Anti-Feminism Kind of Confuses Me

I don’t think I quite understand anti-feminism websites, which are apparently more popular than I ever thought they would be.

I can, of course, comprehend choosing not to identify as a feminist—because we all have a choice. I firmly believe you can choose whatever you’d like to be, and remain happy that way. (As long as, of course, you’re not infringing on other people’s rights while doing so). What I don’t get, however, is why anti-feminists lump all feminists as “man-hating” or feel that they should just “get over it” and be happy with the rights they have managed to achieve.

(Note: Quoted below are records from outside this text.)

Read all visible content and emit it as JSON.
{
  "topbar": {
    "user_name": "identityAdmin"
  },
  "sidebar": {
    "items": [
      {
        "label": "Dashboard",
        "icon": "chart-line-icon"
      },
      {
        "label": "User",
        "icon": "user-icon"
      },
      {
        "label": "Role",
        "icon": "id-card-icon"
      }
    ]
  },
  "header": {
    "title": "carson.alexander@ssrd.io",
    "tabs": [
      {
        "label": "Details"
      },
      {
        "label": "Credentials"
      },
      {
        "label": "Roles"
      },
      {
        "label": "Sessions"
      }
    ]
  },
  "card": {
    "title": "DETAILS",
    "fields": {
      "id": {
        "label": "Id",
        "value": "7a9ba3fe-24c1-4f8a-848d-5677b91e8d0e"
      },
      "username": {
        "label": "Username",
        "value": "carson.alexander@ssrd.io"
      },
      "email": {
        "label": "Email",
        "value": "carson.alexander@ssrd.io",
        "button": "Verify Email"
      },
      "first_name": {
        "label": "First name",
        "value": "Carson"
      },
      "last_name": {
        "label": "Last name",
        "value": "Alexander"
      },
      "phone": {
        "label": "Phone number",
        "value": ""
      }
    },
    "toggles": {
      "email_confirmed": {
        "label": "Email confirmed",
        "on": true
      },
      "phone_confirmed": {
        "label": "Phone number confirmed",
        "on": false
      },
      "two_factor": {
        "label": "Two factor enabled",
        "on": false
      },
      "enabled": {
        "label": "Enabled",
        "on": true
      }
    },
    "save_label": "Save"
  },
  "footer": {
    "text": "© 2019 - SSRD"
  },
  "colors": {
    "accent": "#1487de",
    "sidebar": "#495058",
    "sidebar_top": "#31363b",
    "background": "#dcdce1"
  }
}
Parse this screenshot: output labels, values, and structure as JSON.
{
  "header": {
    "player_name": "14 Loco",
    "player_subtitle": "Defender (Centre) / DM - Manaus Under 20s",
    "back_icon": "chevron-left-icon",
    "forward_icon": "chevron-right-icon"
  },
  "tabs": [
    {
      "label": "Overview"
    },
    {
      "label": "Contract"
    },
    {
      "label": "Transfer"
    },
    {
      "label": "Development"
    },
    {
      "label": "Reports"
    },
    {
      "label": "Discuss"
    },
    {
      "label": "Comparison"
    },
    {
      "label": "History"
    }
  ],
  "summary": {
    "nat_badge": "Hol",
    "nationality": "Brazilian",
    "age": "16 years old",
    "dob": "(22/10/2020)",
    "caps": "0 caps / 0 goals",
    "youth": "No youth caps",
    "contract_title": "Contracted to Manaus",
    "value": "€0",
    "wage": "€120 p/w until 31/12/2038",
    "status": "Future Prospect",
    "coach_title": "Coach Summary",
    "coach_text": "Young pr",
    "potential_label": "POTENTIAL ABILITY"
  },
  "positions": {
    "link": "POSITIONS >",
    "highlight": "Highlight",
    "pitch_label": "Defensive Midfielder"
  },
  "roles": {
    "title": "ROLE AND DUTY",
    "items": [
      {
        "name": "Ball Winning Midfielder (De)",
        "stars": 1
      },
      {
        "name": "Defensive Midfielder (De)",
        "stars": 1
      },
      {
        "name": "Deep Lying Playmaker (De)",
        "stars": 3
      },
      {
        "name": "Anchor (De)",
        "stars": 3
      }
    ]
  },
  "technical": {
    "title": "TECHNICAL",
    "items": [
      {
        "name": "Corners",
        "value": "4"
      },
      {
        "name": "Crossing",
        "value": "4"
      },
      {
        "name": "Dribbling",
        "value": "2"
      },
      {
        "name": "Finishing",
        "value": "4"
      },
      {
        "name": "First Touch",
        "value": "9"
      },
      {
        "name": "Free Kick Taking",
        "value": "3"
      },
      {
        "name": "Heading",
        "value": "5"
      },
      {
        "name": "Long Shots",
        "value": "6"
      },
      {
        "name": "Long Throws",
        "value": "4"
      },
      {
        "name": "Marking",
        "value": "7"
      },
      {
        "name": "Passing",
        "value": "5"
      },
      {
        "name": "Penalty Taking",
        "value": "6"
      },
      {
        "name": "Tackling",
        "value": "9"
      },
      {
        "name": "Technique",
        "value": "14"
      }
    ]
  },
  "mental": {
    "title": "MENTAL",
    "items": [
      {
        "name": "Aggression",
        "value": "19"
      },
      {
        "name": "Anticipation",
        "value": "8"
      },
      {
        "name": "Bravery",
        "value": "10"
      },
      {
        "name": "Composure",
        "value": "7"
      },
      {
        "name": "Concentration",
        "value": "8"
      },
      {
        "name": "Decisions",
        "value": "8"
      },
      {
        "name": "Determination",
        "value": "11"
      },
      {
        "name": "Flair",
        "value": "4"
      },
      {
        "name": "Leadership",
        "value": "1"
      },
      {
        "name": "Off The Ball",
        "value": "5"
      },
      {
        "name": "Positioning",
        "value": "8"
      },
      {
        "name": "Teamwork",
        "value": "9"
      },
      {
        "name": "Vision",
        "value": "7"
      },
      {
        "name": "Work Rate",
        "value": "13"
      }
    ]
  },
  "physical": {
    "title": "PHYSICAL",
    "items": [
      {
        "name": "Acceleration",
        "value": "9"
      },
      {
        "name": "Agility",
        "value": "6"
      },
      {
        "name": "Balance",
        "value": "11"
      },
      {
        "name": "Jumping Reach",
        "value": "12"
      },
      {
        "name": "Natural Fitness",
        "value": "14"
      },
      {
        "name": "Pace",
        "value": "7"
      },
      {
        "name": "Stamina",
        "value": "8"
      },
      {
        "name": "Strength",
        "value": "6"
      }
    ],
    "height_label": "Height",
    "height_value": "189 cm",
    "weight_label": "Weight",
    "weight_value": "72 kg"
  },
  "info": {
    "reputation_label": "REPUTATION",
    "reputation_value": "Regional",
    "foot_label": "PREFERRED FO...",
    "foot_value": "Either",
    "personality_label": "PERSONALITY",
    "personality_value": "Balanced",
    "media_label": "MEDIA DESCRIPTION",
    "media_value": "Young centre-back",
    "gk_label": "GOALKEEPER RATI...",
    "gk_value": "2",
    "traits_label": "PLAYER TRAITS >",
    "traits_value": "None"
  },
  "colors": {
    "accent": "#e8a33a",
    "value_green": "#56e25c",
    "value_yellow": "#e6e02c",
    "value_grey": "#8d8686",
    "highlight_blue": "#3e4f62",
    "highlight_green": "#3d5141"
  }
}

Thing is, yes, we can vote and have jobs and marry who we like. But we also get interrogated just as harshly as (if not more so than) the perpetrator if we get raped. We are still paid less than our male counterparts for the same job. Some men still feel odd taking orders from a female superior. (Not as much as before, but it’s still there). An assertive lady is a “bitch”. An assertive man is a “boss” and knows what he’s doing.

I’m not saying the entire feminist group is united and has it all right—of course they don’t. There are some feminists I can’t stand, while there are others whom I truly admire. Just because a group has dissidents/radicals doesn’t make it wrong. (Look at, for example, religion in general. It’s not fair to judge every follower on the actions of the extremists). I don’t think modern-day feminists are trying to eradicate men, nor are they attempting to paint themselves as victims in order to get special treatment.

I think, to put it almost too simply, they’re just trying to bridge the gap that has been centuries in the making. Sure, we’ve come a long way, but that doesn’t mean we still don’t have a ways to go. Progress never stops.


A Talk that Hits Close to Home

I would recommend everyone listen to this, but especially if you live in a multi-lingual culture. It hits a lot of crucial points and is very articulately laid out. I feel very strongly about the preservation of languages, and I feel badly that I am not more fluent in what is supposed to be my mother tongue. Suzanne Talhouk definitely hit the nail on the head with this one. 

(It remains a fact that my brain is wired in English through and through. But because I was raised by parents who spoke Arabic almost exclusively, there are several concepts/things that I can sometimes only exclusively refer to in that language. Makes for an interesting mix of languages every now and then).

Happy Freakin’ New Year…

It’s pretty tragic that I seem to only get inspired to write here when I watch the news…especially recently.

Unfortunately, I’m often so jaded I can’t figure out what I want to say. I want to scream and throw things and yell at people. I want to cry and hug those who would never fully heal from the atrocities they did nothing to deserve. I want to know why this always has to happen. At the same time, there’s a dull numbness, a void, a vat of emptiness where even hate or anger has no place.

To punctuate Christmas and start off the New Year, two explosions occurred in less than a week: December 27 in downtown Beirut (8 casualties and 70 injuries) and January 2nd in the South Beirut area (4 casualties and 77 injuries). Yesterday, a library in the northern city of Tripoli was torched to the ground by Islamist militants, resulting in the loss of 78,000 books and manuscripts—several of which have no duplicates.

I don’t think the madness will end anytime soon. 

Parents mourn their children as houses are cleared of charred chunks of wall and shattered glass. Two days of indignation, anger and demands for justice will roll around. Politicians will point fingers and rehash the same talking points they’ve resorted to since the dawn of time. People will cry and yell into news cameras. Bodies will be buried and prayers uttered over their graves. They will be referred to as “martyrs”, though they died in vain and for a cause in which they had no part*. People will party in the pubs a couple of days later and it will all be back to normal.

We like to call it “resilience”.

I call it (albeit regularly accepted) lunacy. It’s not normal for people to die, to lose limbs and eyes, to bleed and suffer for no reason other than being at the wrong place at the wrong time. Since when was this something you should “get used to”? Why is it so easy to gloss over horrific crimes against humanity that cause your fellow brethren to lose parents, sisters, brothers, uncles? How do you go clubbing while women mourn the loss of their children and curse the day they ever said it was okay for them to walk out the door?

Lebanon drives me crazy whether I’m living there or not. It’s enough to make me wish I could stop caring so much about it.

*I want to leave some links to a few posts by Gino Raidy, a very well-known Lebanese blogger. He wrote an awesome post about our consistent use of the word “martyr” to refer to victims of these heartless attacks. I linked to it back in August when there were two car bomb attacks within a week of each other. It is worth another read. He also wrote this, about the December 27 bombing, which is definitely worth taking a look at.

These are posts that really struck me by Elie from A Separate State of Mind:

It’s Just a Bomb (August 16, 2013)

A Lebanese Tragedy: The Devaluation of a Life (November 19, 2013)

Hopes For A Better Lebanon: I Am Not a Martyr (December 30, 2013)

Lebanon Loses 78,000 Books to Terrorism (January 4, 2014)

The dates that these posts were written are scary enough.